What Is Hyperhidrosis?
Hyperhidrosis is a common condition, characterized by excessive sweating, that can have a substantially negative impact on one’s quality of life.
Focal (or primary) hyperhidrosis commonly affects the axillae, palms, soles, or face.
Generalized hyperhidrosis involves the entire body and is usually related to an underlying condition.
Hyperhidrosis Is a Common Condition
In a survey mailed to 150,000 households, 2.9% reported that they experienced excessive or abnormal/unusual sweating.
About half reported axillary hyperhidrosis.Approximately one third of individuals with axillary hyperhidrosis reported that either their sweating is barely tolerable and frequently interferes with daily activities or is intolerable and always interferes with daily activities.

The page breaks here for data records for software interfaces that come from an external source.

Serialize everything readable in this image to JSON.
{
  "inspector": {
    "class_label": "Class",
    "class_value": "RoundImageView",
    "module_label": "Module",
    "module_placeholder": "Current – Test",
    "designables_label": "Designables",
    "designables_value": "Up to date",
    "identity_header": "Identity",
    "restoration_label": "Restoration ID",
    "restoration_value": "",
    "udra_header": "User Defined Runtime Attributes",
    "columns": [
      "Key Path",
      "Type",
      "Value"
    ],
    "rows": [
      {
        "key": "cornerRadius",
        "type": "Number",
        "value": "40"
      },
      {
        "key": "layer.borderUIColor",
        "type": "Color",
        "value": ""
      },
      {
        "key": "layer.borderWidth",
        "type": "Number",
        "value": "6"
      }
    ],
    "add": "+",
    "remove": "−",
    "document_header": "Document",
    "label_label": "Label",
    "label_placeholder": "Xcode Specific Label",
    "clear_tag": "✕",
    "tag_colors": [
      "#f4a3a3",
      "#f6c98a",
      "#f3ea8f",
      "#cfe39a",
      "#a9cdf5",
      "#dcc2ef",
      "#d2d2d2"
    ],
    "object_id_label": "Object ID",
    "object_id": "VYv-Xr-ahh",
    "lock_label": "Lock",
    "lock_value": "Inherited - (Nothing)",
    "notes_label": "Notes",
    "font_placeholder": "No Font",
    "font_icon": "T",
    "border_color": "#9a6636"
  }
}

Hyperhidrosis affects a much larger proportion of the US population than previously reported.
Focal hyperhidrosis is mostly primary/idiopathic. Usual sites include plantar, palmar, axillae, and face; onset is mostly at puberty/early adulthood.
Generalized hyperhidrosis is usually secondary in nature and can be caused by:
- Drugs, toxins, substance abuse
- Cardiovascular disorders
- Respiratory failure
- Endocrine/metabolic (eg, carcinoid tumor, hypoglycemia, menopause)
Diagnosis of primary focal hyperhidrosis can be made on the presence of visible and excessive sweating of at least 6 months’ duration without apparent cause, along with at least two of the following characteristics:
- Bilateral and relatively symmetric
- Impairs daily activities
- Frequency of at least one episode per week
- Age at onset: younger than 25 year
- Positive family history
- Cessation of focal sweating during sleep
Treatment Options for Hyperhidrosis
Treatment options for hyperhidrosis include topical antiperspirants, botulinum toxin type A, oral anticholinergic agents (eg, glycophyrrolate), iontophoresis (passage of ions by means of an electrical current into the skin), or surgery (eg, local sweat gland resection, endoscopic thoracic sympathectomy)
Please contact us for further information on treating Hyperhydrosis with Botulinum Toxin Type A.